Russian gas imports can be cut by 66% by delivering the EU’s Fit for 55 package and accelerating the deployment of renewable electricity, energy efficiency and electrification. This is equivalent to a reduction of 101 billion cubic meters (bcm). An urgent uplift in policy is now required to achieve the necessary level of implementation.
New gas import infrastructure is not required.
Security of supply and reduction of Russian gas dependence does not require the construction of new EU gas import infrastructure such as LNG terminals. Alternatively sourcing 51 bcm of gas imports via existing assets is sufficient.
Coal power does not need to be extended.
The above measures would enable the EU to achieve the necessary decrease in fossil gas demand without slowing the decline of coal-fired electricity generation.

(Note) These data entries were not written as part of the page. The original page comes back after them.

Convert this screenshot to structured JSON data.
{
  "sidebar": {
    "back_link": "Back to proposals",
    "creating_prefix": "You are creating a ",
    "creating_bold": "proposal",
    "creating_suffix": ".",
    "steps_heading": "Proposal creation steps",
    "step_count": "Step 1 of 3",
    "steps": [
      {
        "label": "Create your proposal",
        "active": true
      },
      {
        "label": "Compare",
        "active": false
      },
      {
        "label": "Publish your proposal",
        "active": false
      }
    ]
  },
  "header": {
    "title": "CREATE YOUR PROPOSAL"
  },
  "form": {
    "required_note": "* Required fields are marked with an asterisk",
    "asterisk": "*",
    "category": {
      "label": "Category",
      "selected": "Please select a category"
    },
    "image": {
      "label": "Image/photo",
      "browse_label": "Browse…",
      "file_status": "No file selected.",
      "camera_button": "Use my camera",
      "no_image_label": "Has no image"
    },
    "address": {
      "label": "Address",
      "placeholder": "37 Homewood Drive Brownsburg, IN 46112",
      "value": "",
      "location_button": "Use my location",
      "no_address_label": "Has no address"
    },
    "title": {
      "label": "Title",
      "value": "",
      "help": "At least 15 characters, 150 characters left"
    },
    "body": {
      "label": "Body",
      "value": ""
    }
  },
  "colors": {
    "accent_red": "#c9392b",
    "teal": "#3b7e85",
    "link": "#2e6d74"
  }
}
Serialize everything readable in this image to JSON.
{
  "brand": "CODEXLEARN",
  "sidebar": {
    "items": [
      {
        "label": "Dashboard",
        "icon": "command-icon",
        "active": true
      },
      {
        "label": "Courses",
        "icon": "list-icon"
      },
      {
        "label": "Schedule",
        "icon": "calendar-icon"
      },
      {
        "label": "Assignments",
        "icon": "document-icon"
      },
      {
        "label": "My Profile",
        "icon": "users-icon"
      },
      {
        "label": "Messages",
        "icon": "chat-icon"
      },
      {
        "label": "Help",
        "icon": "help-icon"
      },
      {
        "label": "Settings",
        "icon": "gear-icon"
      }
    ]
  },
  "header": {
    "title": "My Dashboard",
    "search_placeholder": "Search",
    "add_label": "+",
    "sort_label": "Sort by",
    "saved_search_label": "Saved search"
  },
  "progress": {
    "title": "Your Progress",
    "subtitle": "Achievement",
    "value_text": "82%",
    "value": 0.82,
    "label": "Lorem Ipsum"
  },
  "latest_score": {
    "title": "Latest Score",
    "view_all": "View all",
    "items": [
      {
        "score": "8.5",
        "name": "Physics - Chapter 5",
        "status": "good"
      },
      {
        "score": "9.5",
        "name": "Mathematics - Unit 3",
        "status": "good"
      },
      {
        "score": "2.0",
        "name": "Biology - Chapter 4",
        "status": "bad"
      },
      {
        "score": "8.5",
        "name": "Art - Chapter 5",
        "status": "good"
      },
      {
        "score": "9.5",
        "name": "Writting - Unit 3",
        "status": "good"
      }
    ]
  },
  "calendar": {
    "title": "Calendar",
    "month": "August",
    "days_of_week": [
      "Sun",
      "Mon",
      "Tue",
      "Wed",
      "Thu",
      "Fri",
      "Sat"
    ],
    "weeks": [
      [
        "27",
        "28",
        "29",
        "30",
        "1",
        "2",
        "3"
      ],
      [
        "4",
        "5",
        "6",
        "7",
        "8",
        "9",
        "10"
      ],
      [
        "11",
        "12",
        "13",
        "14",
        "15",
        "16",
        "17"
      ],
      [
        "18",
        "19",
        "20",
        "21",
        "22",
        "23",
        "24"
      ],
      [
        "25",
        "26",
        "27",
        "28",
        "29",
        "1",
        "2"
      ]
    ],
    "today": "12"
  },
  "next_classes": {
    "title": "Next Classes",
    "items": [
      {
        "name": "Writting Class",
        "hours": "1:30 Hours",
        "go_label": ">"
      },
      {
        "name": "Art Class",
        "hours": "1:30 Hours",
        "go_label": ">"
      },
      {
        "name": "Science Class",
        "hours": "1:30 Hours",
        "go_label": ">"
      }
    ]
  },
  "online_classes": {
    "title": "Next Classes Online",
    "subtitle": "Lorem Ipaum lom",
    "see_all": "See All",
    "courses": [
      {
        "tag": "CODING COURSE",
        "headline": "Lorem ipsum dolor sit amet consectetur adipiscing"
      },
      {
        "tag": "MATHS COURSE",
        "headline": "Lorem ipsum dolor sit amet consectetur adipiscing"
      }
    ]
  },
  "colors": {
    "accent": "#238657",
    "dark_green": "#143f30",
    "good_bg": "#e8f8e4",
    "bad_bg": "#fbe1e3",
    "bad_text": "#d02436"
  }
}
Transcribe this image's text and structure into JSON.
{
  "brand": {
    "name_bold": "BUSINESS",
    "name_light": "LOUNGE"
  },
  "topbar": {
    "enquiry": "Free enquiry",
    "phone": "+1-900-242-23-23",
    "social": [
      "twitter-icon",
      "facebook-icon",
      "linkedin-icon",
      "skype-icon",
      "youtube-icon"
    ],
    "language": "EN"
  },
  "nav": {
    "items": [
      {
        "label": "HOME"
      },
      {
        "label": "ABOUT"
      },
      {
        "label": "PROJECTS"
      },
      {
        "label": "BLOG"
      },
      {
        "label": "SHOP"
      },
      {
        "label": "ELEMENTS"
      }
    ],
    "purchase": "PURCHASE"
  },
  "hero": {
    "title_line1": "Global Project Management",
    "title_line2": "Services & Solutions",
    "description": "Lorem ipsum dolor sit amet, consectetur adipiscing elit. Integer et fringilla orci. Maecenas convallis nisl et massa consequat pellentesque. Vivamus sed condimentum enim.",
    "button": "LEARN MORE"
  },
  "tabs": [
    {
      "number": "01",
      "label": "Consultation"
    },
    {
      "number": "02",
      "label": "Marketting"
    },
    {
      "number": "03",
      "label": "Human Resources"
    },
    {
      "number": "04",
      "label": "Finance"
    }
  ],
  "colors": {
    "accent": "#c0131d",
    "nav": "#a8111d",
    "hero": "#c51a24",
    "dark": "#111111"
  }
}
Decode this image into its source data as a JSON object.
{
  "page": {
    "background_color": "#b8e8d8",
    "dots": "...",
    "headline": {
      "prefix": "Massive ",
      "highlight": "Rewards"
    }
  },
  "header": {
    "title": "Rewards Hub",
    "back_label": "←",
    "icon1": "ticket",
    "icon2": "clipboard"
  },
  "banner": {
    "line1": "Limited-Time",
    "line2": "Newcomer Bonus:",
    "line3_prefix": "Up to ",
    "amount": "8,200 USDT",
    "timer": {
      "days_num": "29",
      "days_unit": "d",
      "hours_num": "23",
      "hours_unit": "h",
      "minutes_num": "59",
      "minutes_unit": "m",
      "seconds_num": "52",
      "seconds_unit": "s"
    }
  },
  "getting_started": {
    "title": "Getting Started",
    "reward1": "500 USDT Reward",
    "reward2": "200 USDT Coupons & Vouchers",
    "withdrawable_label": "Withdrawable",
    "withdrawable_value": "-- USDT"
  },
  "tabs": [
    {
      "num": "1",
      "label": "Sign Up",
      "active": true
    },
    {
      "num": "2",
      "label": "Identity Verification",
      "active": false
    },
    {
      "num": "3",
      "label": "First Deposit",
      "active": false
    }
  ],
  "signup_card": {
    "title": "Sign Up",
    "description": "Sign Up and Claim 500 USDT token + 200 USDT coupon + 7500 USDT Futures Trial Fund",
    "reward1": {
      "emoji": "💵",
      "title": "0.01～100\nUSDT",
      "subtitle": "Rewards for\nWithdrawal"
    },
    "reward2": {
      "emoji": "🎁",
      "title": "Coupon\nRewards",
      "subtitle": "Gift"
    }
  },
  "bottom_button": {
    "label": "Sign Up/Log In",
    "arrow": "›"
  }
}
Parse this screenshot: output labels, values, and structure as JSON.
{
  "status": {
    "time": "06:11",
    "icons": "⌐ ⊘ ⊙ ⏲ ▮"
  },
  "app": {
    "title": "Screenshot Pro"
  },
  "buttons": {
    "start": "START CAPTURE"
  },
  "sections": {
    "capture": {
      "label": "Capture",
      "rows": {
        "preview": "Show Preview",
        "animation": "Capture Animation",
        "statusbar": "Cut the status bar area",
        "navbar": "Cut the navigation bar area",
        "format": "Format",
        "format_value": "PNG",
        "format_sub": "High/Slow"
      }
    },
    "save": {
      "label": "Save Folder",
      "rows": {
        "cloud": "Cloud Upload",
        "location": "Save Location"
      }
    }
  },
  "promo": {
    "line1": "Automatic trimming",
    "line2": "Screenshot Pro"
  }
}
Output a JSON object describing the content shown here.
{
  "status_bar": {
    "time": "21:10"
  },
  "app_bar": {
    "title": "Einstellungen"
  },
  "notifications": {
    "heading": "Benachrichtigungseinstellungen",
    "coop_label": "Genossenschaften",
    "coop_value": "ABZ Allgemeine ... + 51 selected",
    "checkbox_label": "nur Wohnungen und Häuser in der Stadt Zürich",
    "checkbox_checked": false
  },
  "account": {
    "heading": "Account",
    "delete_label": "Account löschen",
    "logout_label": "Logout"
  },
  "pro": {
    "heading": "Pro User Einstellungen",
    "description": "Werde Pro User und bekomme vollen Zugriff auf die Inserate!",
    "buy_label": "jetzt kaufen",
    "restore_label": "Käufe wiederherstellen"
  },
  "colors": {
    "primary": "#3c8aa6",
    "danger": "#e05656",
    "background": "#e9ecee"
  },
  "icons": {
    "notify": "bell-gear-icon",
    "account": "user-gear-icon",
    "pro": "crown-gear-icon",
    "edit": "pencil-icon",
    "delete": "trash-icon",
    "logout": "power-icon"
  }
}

Senior Energy and Climate Analyst, EmberHomegrown renewables offer an escape route out of Europe’s Russian fossil gas addiction. The EU can wean itself off Russian gas imports by 2025, faster than the recently announced REPowerEU target of 2027. It can accomplish this without stalling the decline of coal power, or replacing one fossil fuel dependency with another, through the rapid implementation of clean energy solutions. There must be immediate action and huge EU-wide commitment to achieve both the current Fit for 55 renewable targets and the required acceleration of wind and solar deployment.
Key policy recommendations
Counterproductive policies should be identified and tackled.
Incentives that currently deepen or perpetuate gas consumption need to be replaced with investment support for clean heating. It is of paramount importance to avoid infrastructure or contractual gas lock-in, as the “substitution” effect is expected to decline sharply post 2025.
Make investments in energy efficiency an energy security priority and increase the ambition of and fast track key renewable energy and efficiency policy in the EU “Fit for 55” package. Identify latent reduction potential that can be fast tracked in line with climate targets, in particular in industrial end use of gas, inefficiencies in gas use (transformation losses, methane leakage), and through electrification of end-uses.
Support the roll out of renewables and electrification with investment programmes, administrative streamlining and a better market for demand side flexibility as well as long–term contracts. Clarify financial resources available to clean energy solutions under REPowerEU. Ensure that recovery funding allocated for clean energy is used to that effect.
Put in place capacity to monitor and respond to low carbon supply chain risks and scale skilled workforce. Put in place European Commission capacity for a whole economy approach to driving and monitoring progress. Ensure equity in the energy response.
This briefing has been authored by Sarah Brown (Ember), Domien Vangenechten, Johanna Lehne and Lisa Fischer (E3G), Bram Claeys and Jan Rosenow (RAP) and Marta Lovisolo and Keith Whiriskey (Bellona).